Injured conspecifics alter mobility and byssus production in zebra mussels Dreissena polymorpha

Czarnołęski, Marcin; Müller, Tomasz; Adamus, Katarzyna; Ogorzelska, Gracjana; Sog, Michał


In laboratory experiments we studied the effects of different concentrations of chemicals released by crushed conspecifics on zebra mussel mobility and byssogenesis (adhesive thread formation). In response to predation cues, zebra mussels showed reduced numbers of byssal threads, tendency for weaker byssal attachment, shorter distance travelled on sand and slower crawling speed, but duration of crawling did not change. Mussel mobility gradually decreased with increasing concentrations of predation cues. Our findings do not agree with the earlier suggestion that decreased mobility among zebra mussels exposed to predation cues results from acceleration of settlement and increased byssal production dynamics. The results do favour the view that zebra mussels slow their physiological processes in order to lower emissions of metabolites that disclose the location of prey to predators. This study suggests that zebra mussels sense different concentrations of predation cues, make chemosensory assessments of predation risk, and respond accordingly in order to reduce the cost of defences. When faced with predation risk, the zebra mussels seem to trade off resistance to predatory attacks to gain reduced risk of detection, but we argue that profitability of this strategy may depend on the likelihood of immediate attack.

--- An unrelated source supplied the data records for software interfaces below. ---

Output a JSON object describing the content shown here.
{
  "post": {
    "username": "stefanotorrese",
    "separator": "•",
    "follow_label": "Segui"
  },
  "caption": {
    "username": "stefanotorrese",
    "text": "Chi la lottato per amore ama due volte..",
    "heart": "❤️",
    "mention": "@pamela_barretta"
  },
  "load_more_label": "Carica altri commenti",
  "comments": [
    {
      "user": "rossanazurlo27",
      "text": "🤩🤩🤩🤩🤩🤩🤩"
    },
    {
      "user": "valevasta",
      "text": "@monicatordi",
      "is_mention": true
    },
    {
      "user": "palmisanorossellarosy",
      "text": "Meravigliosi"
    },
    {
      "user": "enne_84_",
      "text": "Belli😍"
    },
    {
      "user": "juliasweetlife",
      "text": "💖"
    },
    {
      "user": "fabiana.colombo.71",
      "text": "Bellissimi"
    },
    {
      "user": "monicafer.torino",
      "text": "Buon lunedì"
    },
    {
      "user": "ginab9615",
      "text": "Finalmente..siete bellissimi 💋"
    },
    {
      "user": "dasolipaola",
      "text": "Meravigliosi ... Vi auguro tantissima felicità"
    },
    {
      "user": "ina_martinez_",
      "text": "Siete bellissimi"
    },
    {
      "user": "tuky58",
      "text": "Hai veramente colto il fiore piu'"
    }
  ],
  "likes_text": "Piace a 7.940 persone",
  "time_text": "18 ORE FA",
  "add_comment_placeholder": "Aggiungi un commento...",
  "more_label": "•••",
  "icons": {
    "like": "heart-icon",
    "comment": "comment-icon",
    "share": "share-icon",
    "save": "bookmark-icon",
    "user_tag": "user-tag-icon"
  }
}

byssogenesischemosensory assessmentsmussel attachment behaviourmussel mobilitypredation cuespredation riskprey-predator interactionantipredatory responses